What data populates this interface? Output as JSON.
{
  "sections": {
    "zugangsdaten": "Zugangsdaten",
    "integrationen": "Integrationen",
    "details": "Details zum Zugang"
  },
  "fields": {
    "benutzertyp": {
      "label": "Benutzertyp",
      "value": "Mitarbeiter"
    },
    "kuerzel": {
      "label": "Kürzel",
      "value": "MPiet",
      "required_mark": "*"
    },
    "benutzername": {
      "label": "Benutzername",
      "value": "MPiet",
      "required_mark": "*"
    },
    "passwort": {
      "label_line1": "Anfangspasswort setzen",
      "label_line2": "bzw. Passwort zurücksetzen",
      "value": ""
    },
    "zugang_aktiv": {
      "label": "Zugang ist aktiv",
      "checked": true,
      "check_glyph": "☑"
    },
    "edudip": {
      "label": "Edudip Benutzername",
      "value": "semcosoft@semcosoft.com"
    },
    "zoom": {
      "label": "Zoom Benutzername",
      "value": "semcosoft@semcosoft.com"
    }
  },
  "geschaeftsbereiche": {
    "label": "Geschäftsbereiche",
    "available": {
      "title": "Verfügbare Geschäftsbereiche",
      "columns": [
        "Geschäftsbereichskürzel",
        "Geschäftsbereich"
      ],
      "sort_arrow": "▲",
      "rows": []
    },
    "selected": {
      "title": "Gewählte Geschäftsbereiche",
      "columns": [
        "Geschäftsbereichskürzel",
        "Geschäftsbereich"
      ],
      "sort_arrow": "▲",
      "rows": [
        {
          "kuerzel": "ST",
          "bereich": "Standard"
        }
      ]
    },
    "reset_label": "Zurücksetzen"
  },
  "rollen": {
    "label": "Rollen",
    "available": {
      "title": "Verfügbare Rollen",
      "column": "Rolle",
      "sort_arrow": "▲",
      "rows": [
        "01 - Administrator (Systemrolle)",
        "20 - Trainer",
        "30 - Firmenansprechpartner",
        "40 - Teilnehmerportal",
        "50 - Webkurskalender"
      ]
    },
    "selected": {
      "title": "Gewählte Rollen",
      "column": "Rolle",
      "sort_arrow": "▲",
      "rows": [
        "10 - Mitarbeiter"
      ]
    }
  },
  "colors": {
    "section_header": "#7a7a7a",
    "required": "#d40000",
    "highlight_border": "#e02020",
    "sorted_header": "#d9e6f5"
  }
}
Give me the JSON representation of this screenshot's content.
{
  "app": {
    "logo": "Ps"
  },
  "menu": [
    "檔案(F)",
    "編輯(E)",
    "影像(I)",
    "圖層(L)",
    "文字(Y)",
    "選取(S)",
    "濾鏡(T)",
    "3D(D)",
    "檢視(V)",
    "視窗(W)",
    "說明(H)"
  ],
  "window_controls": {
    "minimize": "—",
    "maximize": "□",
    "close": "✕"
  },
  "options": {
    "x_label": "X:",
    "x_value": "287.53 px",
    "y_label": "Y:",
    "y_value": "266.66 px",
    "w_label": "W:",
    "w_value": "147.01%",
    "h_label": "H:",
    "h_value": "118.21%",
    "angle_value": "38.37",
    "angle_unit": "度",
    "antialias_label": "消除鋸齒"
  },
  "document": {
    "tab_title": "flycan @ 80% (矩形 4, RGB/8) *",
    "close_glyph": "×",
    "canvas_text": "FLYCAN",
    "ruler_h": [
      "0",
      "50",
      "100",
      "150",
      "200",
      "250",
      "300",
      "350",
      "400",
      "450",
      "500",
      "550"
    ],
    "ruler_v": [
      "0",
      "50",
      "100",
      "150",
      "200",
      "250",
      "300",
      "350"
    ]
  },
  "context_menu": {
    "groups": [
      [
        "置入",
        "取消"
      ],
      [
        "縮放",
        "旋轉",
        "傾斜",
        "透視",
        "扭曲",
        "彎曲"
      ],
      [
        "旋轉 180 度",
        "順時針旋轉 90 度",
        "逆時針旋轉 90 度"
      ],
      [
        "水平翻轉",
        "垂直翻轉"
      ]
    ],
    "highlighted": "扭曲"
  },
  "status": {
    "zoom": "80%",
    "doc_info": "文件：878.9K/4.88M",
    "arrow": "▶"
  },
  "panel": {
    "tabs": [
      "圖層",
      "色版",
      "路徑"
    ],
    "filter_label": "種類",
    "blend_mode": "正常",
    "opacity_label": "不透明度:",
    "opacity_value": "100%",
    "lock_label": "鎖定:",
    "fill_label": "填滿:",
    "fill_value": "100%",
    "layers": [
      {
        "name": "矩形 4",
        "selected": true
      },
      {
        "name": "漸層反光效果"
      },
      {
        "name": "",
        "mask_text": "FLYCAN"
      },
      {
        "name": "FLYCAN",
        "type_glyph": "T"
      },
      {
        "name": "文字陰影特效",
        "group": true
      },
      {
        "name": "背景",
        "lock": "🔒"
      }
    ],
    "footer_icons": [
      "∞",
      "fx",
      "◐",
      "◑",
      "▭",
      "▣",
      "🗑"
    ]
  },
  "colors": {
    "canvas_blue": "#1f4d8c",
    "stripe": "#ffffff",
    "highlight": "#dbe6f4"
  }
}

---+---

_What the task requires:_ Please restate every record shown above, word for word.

_Response below:_
What data populates this interface? Output as JSON.
{
  "sections": {
    "zugangsdaten": "Zugangsdaten",
    "integrationen": "Integrationen",
    "details": "Details zum Zugang"
  },
  "fields": {
    "benutzertyp": {
      "label": "Benutzertyp",
      "value": "Mitarbeiter"
    },
    "kuerzel": {
      "label": "Kürzel",
      "value": "MPiet",
      "required_mark": "*"
    },
    "benutzername": {
      "label": "Benutzername",
      "value": "MPiet",
      "required_mark": "*"
    },
    "passwort": {
      "label_line1": "Anfangspasswort setzen",
      "label_line2": "bzw. Passwort zurücksetzen",
      "value": ""
    },
    "zugang_aktiv": {
      "label": "Zugang ist aktiv",
      "checked": true,
      "check_glyph": "☑"
    },
    "edudip": {
      "label": "Edudip Benutzername",
      "value": "semcosoft@semcosoft.com"
    },
    "zoom": {
      "label": "Zoom Benutzername",
      "value": "semcosoft@semcosoft.com"
    }
  },
  "geschaeftsbereiche": {
    "label": "Geschäftsbereiche",
    "available": {
      "title": "Verfügbare Geschäftsbereiche",
      "columns": [
        "Geschäftsbereichskürzel",
        "Geschäftsbereich"
      ],
      "sort_arrow": "▲",
      "rows": []
    },
    "selected": {
      "title": "Gewählte Geschäftsbereiche",
      "columns": [
        "Geschäftsbereichskürzel",
        "Geschäftsbereich"
      ],
      "sort_arrow": "▲",
      "rows": [
        {
          "kuerzel": "ST",
          "bereich": "Standard"
        }
      ]
    },
    "reset_label": "Zurücksetzen"
  },
  "rollen": {
    "label": "Rollen",
    "available": {
      "title": "Verfügbare Rollen",
      "column": "Rolle",
      "sort_arrow": "▲",
      "rows": [
        "01 - Administrator (Systemrolle)",
        "20 - Trainer",
        "30 - Firmenansprechpartner",
        "40 - Teilnehmerportal",
        "50 - Webkurskalender"
      ]
    },
    "selected": {
      "title": "Gewählte Rollen",
      "column": "Rolle",
      "sort_arrow": "▲",
      "rows": [
        "10 - Mitarbeiter"
      ]
    }
  },
  "colors": {
    "section_header": "#7a7a7a",
    "required": "#d40000",
    "highlight_border": "#e02020",
    "sorted_header": "#d9e6f5"
  }
}
Give me the JSON representation of this screenshot's content.
{
  "app": {
    "logo": "Ps"
  },
  "menu": [
    "檔案(F)",
    "編輯(E)",
    "影像(I)",
    "圖層(L)",
    "文字(Y)",
    "選取(S)",
    "濾鏡(T)",
    "3D(D)",
    "檢視(V)",
    "視窗(W)",
    "說明(H)"
  ],
  "window_controls": {
    "minimize": "—",
    "maximize": "□",
    "close": "✕"
  },
  "options": {
    "x_label": "X:",
    "x_value": "287.53 px",
    "y_label": "Y:",
    "y_value": "266.66 px",
    "w_label": "W:",
    "w_value": "147.01%",
    "h_label": "H:",
    "h_value": "118.21%",
    "angle_value": "38.37",
    "angle_unit": "度",
    "antialias_label": "消除鋸齒"
  },
  "document": {
    "tab_title": "flycan @ 80% (矩形 4, RGB/8) *",
    "close_glyph": "×",
    "canvas_text": "FLYCAN",
    "ruler_h": [
      "0",
      "50",
      "100",
      "150",
      "200",
      "250",
      "300",
      "350",
      "400",
      "450",
      "500",
      "550"
    ],
    "ruler_v": [
      "0",
      "50",
      "100",
      "150",
      "200",
      "250",
      "300",
      "350"
    ]
  },
  "context_menu": {
    "groups": [
      [
        "置入",
        "取消"
      ],
      [
        "縮放",
        "旋轉",
        "傾斜",
        "透視",
        "扭曲",
        "彎曲"
      ],
      [
        "旋轉 180 度",
        "順時針旋轉 90 度",
        "逆時針旋轉 90 度"
      ],
      [
        "水平翻轉",
        "垂直翻轉"
      ]
    ],
    "highlighted": "扭曲"
  },
  "status": {
    "zoom": "80%",
    "doc_info": "文件：878.9K/4.88M",
    "arrow": "▶"
  },
  "panel": {
    "tabs": [
      "圖層",
      "色版",
      "路徑"
    ],
    "filter_label": "種類",
    "blend_mode": "正常",
    "opacity_label": "不透明度:",
    "opacity_value": "100%",
    "lock_label": "鎖定:",
    "fill_label": "填滿:",
    "fill_value": "100%",
    "layers": [
      {
        "name": "矩形 4",
        "selected": true
      },
      {
        "name": "漸層反光效果"
      },
      {
        "name": "",
        "mask_text": "FLYCAN"
      },
      {
        "name": "FLYCAN",
        "type_glyph": "T"
      },
      {
        "name": "文字陰影特效",
        "group": true
      },
      {
        "name": "背景",
        "lock": "🔒"
      }
    ],
    "footer_icons": [
      "∞",
      "fx",
      "◐",
      "◑",
      "▭",
      "▣",
      "🗑"
    ]
  },
  "colors": {
    "canvas_blue": "#1f4d8c",
    "stripe": "#ffffff",
    "highlight": "#dbe6f4"
  }
}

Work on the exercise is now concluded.